The US Army plans to transfer 24 attack helicopters from Germany to Alaska over the next two years as part of a larger cost-saving aviation plan, according to a senior Army official , but the move could send mixed signals as Washington tries to reassure European allies amid Russian aggression.
Maj. Gen. Gary Cheek, Army assistant deputy chief of staff for operations, plans and policy, told reporters on April 14 that 24 AH-64 Apache helicopters from Germany will join a company, or 12, unmanned Gray Eagles in Alaska by 2017.
Only one combat aviation brigade (CAB) is permanently stationed in Europe, the 12th CAB, headquartered in Katterbach. An Army spokesman would not confirm it as the source of the Apaches — a sensitive issue as the Army has yet to formally announce two of the three combat aviation brigades it plans to render inactive….
“At a time when the US is rightly pressing our European allies to do more, reducing real capability in Europe sends the wrong message — to our allies and to the Russians,” said former US Ambassador to NATO Ivo Daalder, now president of the Chicago Council on Global Affairs. “This is a time when budget decisions need to be reviewed in terms of geopolitical reality — which now includes a growing Russian threat to security in Europe….”
Analyst Magnus Nordenman, deputy director of the Brent Scowcroft Center on International Security at the Atlantic Council, called the the transfer of helicopters out of Europe “a surprising decision” in light of the security situation in Europe and Russia’s aggressiveness. Though not a game changer, “it adds to the uncertainty in Europe around the US role in European security,” he said.

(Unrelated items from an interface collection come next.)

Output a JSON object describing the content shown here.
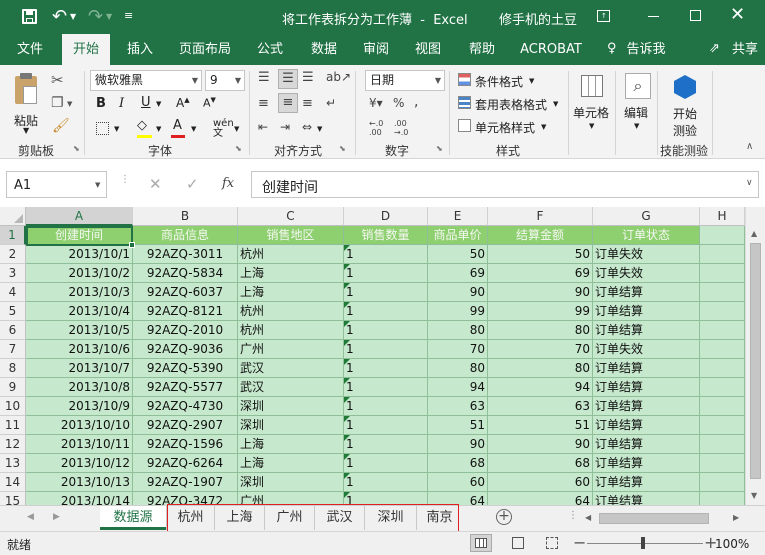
{
  "titlebar": {
    "title": "将工作表拆分为工作薄  -  Excel",
    "user": "修手机的土豆"
  },
  "tabs": [
    "文件",
    "开始",
    "插入",
    "页面布局",
    "公式",
    "数据",
    "审阅",
    "视图",
    "帮助",
    "ACROBAT",
    "告诉我",
    "共享"
  ],
  "ribbon": {
    "clipboard": {
      "paste": "粘贴",
      "label": "剪贴板"
    },
    "font": {
      "name": "微软雅黑",
      "size": "9",
      "label": "字体"
    },
    "alignment": {
      "label": "对齐方式"
    },
    "number": {
      "format": "日期",
      "label": "数字"
    },
    "styles": {
      "conditional": "条件格式",
      "table": "套用表格格式",
      "cell": "单元格样式",
      "label": "样式"
    },
    "cells": {
      "label": "单元格"
    },
    "editing": {
      "label": "编辑"
    },
    "addin": {
      "line1": "开始",
      "line2": "测验",
      "label": "技能测验"
    }
  },
  "formula_bar": {
    "name_box": "A1",
    "fx": "fx",
    "content": "创建时间"
  },
  "columns": [
    "A",
    "B",
    "C",
    "D",
    "E",
    "F",
    "G",
    "H"
  ],
  "header_row": [
    "创建时间",
    "商品信息",
    "销售地区",
    "销售数量",
    "商品单价",
    "结算金额",
    "订单状态"
  ],
  "rows": [
    [
      "2013/10/1",
      "92AZQ-3011",
      "杭州",
      "1",
      "50",
      "50",
      "订单失效"
    ],
    [
      "2013/10/2",
      "92AZQ-5834",
      "上海",
      "1",
      "69",
      "69",
      "订单失效"
    ],
    [
      "2013/10/3",
      "92AZQ-6037",
      "上海",
      "1",
      "90",
      "90",
      "订单结算"
    ],
    [
      "2013/10/4",
      "92AZQ-8121",
      "杭州",
      "1",
      "99",
      "99",
      "订单结算"
    ],
    [
      "2013/10/5",
      "92AZQ-2010",
      "杭州",
      "1",
      "80",
      "80",
      "订单结算"
    ],
    [
      "2013/10/6",
      "92AZQ-9036",
      "广州",
      "1",
      "70",
      "70",
      "订单失效"
    ],
    [
      "2013/10/7",
      "92AZQ-5390",
      "武汉",
      "1",
      "80",
      "80",
      "订单结算"
    ],
    [
      "2013/10/8",
      "92AZQ-5577",
      "武汉",
      "1",
      "94",
      "94",
      "订单结算"
    ],
    [
      "2013/10/9",
      "92AZQ-4730",
      "深圳",
      "1",
      "63",
      "63",
      "订单结算"
    ],
    [
      "2013/10/10",
      "92AZQ-2907",
      "深圳",
      "1",
      "51",
      "51",
      "订单结算"
    ],
    [
      "2013/10/11",
      "92AZQ-1596",
      "上海",
      "1",
      "90",
      "90",
      "订单结算"
    ],
    [
      "2013/10/12",
      "92AZQ-6264",
      "上海",
      "1",
      "68",
      "68",
      "订单结算"
    ],
    [
      "2013/10/13",
      "92AZQ-1907",
      "深圳",
      "1",
      "60",
      "60",
      "订单结算"
    ],
    [
      "2013/10/14",
      "92AZQ-3472",
      "广州",
      "1",
      "64",
      "64",
      "订单结算"
    ]
  ],
  "row_numbers": [
    "1",
    "2",
    "3",
    "4",
    "5",
    "6",
    "7",
    "8",
    "9",
    "10",
    "11",
    "12",
    "13",
    "14",
    "15"
  ],
  "sheets": [
    "数据源",
    "杭州",
    "上海",
    "广州",
    "武汉",
    "深圳",
    "南京"
  ],
  "status": {
    "ready": "就绪",
    "zoom": "100%"
  },
  "colors": {
    "excel_green": "#217346",
    "header_fill": "#8ecf6f",
    "data_fill": "#c6e8cd",
    "highlight_box": "#e02020"
  }
}
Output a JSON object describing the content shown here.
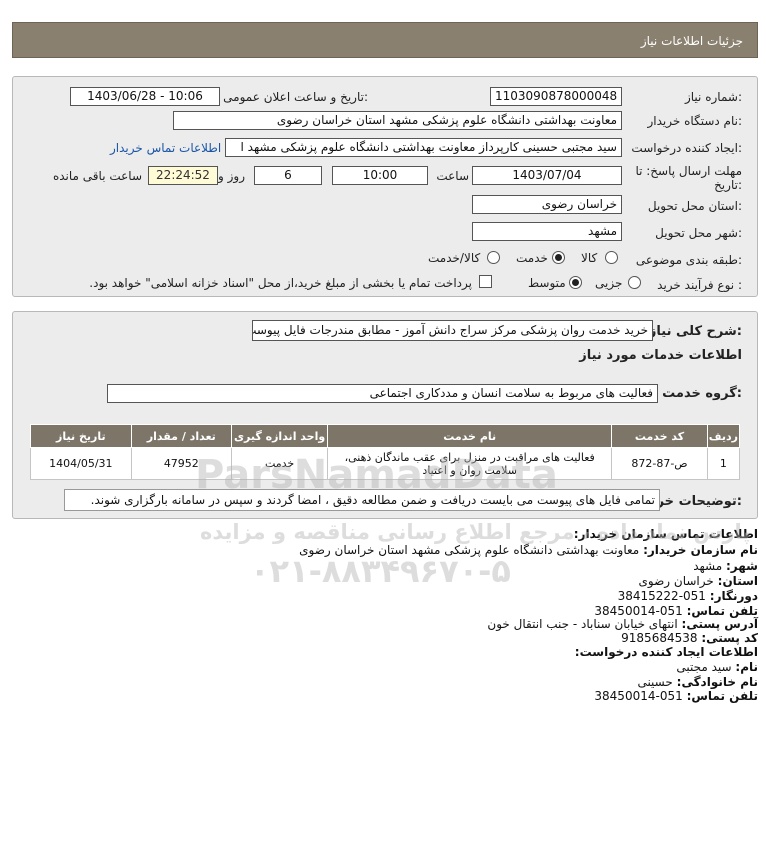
{
  "header": {
    "title": "جزئیات اطلاعات نیاز"
  },
  "form": {
    "need_number_label": "شماره نیاز:",
    "need_number": "1103090878000048",
    "announce_label": "تاریخ و ساعت اعلان عمومی:",
    "announce_value": "1403/06/28 - 10:06",
    "buyer_org_label": "نام دستگاه خریدار:",
    "buyer_org": "معاونت بهداشتی دانشگاه علوم پزشکی مشهد استان خراسان رضوی",
    "creator_label": "ایجاد کننده درخواست:",
    "creator": "سید مجتبی حسینی کارپرداز معاونت بهداشتی دانشگاه علوم پزشکی مشهد ا",
    "contact_link": "اطلاعات تماس خریدار",
    "deadline_label_1": "مهلت ارسال پاسخ: تا",
    "deadline_label_2": "تاریخ:",
    "deadline_date": "1403/07/04",
    "time_label": "ساعت",
    "deadline_time": "10:00",
    "days_value": "6",
    "days_label": "روز و",
    "remaining_time": "22:24:52",
    "remaining_label": "ساعت باقی مانده",
    "province_label": "استان محل تحویل:",
    "province": "خراسان رضوی",
    "city_label": "شهر محل تحویل:",
    "city": "مشهد",
    "category_label": "طبقه بندی موضوعی:",
    "category_options": [
      "کالا",
      "خدمت",
      "کالا/خدمت"
    ],
    "category_selected": "خدمت",
    "process_label": "نوع فرآیند خرید :",
    "process_options": [
      "جزیی",
      "متوسط"
    ],
    "process_selected": "متوسط",
    "payment_note": "پرداخت تمام یا بخشی از مبلغ خرید،از محل \"اسناد خزانه اسلامی\" خواهد بود."
  },
  "description": {
    "label": "شرح کلی نیاز:",
    "value": "خرید خدمت روان پزشکی مرکز سراج دانش آموز - مطابق مندرجات فایل پیوست",
    "services_title": "اطلاعات خدمات مورد نیاز",
    "group_label": "گروه خدمت:",
    "group_value": "فعالیت های مربوط به سلامت انسان و مددکاری اجتماعی"
  },
  "table": {
    "headers": [
      "ردیف",
      "کد خدمت",
      "نام خدمت",
      "واحد اندازه گیری",
      "تعداد / مقدار",
      "تاریخ نیاز"
    ],
    "rows": [
      [
        "1",
        "ص-87-872",
        "فعالیت های مراقبت در منزل برای عقب ماندگان ذهنی، سلامت روان و اعتیاد",
        "خدمت",
        "47952",
        "1404/05/31"
      ]
    ]
  },
  "buyer_notes": {
    "label": "توضیحات خریدار:",
    "value": "تمامی فایل های پیوست می بایست دریافت و ضمن مطالعه دقیق ، امضا گردند و سپس در سامانه بارگزاری شوند."
  },
  "contact": {
    "title": "اطلاعات تماس سازمان خریدار:",
    "org_label": "نام سازمان خریدار:",
    "org": "معاونت بهداشتی دانشگاه علوم پزشکی مشهد استان خراسان رضوی",
    "city_label": "شهر:",
    "city": "مشهد",
    "province_label": "استان:",
    "province": "خراسان رضوی",
    "fax_label": "دورنگار:",
    "fax": "051-38415222",
    "phone_label": "تلفن تماس:",
    "phone": "051-38450014",
    "address_label": "آدرس پستی:",
    "address": "انتهای خیابان سناباد - جنب انتقال خون",
    "postal_label": "کد پستی:",
    "postal": "9185684538",
    "creator_title": "اطلاعات ایجاد کننده درخواست:",
    "name_label": "نام:",
    "name": "سید مجتبی",
    "family_label": "نام خانوادگی:",
    "family": "حسینی",
    "creator_phone_label": "تلفن تماس:",
    "creator_phone": "051-38450014"
  },
  "watermark": {
    "brand": "ParsNamadData",
    "text_fa": "پارس نماد داده ، مرجع اطلاع رسانی مناقصه و مزایده",
    "phone": "۰۲۱-۸۸۳۴۹۶۷۰-۵"
  }
}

“US allies in Europe are closely watching every move the US makes in terms of forces going in and coming out of Europe, and Russia does as well,” he said. “The move could feed an impression in Moscow that the US is not serious about deterrence in Europe after all, and the allies may also come to doubt US intentions….”
The 12th CAB’s commander, Col. Vincent Torza, said at a conference in Washington in February that Army aviation is a critical component in a “strong Europe.” With frequent rotations to Afghanistan, recent missions have taken elements of the CAB to Kuwait, Iraq and Sinai, as well as exercises in Poland and the Baltics.
“This is my third tour over in Europe and I’ve never been busier, nor have our aviation assets been busier in Europe,” Torza said, adding later: “For us, as the 12th CAB, being right now the current, only Army aviation in Europe, every rotation has an aviation task force from 12th CAB.”